Proposed Sculptures for Ashford
The sculptures ‘War? We’d Rather Play Football’ and ‘War? Catch’, were created to commemorate the hundredth anniversary of World War One (1914 -1918).
World War One was known as the war to end all wars. This war was waged with unprecedented horror on a worldwide scale. However, violent conflicts, to our human shame, have continued uninterrupted since.
John, the artist, pondered long and hard over how to bring World War One from the distant, detached history of the past to a tangible reality of the present. And to also give a relevant anti-war message to the horror of current conflicts.
Initial thoughts for a painting led onto a sculpture as John felt that two-dimensional images of war can be viewed with detachment. A sense of physical reality was sought.
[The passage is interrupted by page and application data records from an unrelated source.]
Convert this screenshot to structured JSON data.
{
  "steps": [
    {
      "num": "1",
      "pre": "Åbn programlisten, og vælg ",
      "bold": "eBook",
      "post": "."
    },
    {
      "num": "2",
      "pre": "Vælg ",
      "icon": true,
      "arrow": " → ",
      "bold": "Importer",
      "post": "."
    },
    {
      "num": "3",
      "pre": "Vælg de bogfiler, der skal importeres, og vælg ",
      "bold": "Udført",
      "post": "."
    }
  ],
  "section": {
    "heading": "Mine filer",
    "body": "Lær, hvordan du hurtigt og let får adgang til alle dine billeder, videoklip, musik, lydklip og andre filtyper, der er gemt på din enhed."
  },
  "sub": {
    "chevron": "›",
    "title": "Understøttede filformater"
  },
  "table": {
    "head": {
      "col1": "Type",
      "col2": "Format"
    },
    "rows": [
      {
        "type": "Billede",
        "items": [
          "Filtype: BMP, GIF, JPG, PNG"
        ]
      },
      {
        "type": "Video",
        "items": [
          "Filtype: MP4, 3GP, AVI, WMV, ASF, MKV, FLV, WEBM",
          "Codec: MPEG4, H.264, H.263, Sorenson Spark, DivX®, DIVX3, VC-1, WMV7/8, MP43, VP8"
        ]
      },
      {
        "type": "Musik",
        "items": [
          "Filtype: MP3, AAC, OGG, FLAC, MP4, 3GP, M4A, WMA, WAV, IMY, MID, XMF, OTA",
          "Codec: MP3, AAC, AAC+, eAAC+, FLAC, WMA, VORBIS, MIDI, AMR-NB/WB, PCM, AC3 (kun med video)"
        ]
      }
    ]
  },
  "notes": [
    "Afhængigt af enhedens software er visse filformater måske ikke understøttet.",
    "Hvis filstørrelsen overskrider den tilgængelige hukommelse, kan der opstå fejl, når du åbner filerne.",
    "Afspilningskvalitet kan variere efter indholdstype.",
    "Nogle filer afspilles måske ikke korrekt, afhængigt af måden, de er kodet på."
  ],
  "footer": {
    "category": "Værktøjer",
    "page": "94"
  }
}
John was struck by The Christmas Truce on the Western Front during World War One and the football matches that were reportedly played between the British and Germans during this short truce. Sport with its universal familiarity and sense of friendly competition, could, the artist believed, be used creatively as a vehicle to convey a message that there is no fair play in War.
WAR? WE’D RATHER PLAY FOOTBALL!
This sculpture has a human perspective and consequent poignancy to it. On the football of the sculpture are the names of casualties from Ashford, Kent, where John, the artist, lives. The entangled mesh of barbed wire, wrapped around and trapping the football symbolises the horror of warfare and how, once involved in war it is hard to extricate oneself from it.
John’s research into the names of the casualties on Ashford’s war memorial, led to the discovery of the addresses of where many of the soldiers had lived in Ashford before and during the War. It was a surprise for John to realise that in every street, close to where he lived, two or more of these casualties had once lived. Knowing that these soldiers had lived in the streets and in houses John sees every day, gave him a sudden reality and connection to this war.
One soldier John discovered, had lived not more than a hundred metres from his own house. The soldier was only seventeen: died September 1915 and has no known grave, just one of 20,000 soldiers commemorated on just one of the numerous memorials to soldiers with no known graves. This soldier went missing in action. The other casualties of Ashford were listed as: ‘died from wounds’, ‘died of disease’, ‘killed in action’, ‘presumed drowned’, etc.
As with all wars, World War One was horrific, the barbed wire of the sculpture gives reference to this. Barbed wire is nasty stuff to handle, even with gloves on John scratched myself and was glad to finish working with it. Barbed wire was ubiquitous on the Western Front. One of the longest trains to pass through Ashford on the way to the Front was the ‘barbed wire train’.
An encompassing connection to this sculpture was the artist’s discovery that the East Kent Regiment (the Buffs) took part in The Christmas Truce in World War One. Many of the soldiers from Ashford were in the Buffs, so some of the soldiers recorded on the football may well have taken part in the truce, and possibly played in a football match. And perhaps too, as with their foe, they would have rather carried on playing football than returned to killing their fellow man.
War is not a game and the English saying, ‘it’s not Cricket’, came into the artist’s mind. He wanted the sculpture to give a message on a personal scale. War really is very nasty. If you embrace it, it will hurt. John felt that the instinctive reflex to catch a ball is strong enough to trigger, for a brief instance, the sensation in your mind that if you catch this ball, the blades will cut and hurt you. A sense of pain is tangibly felt from the stimulus of a visual source.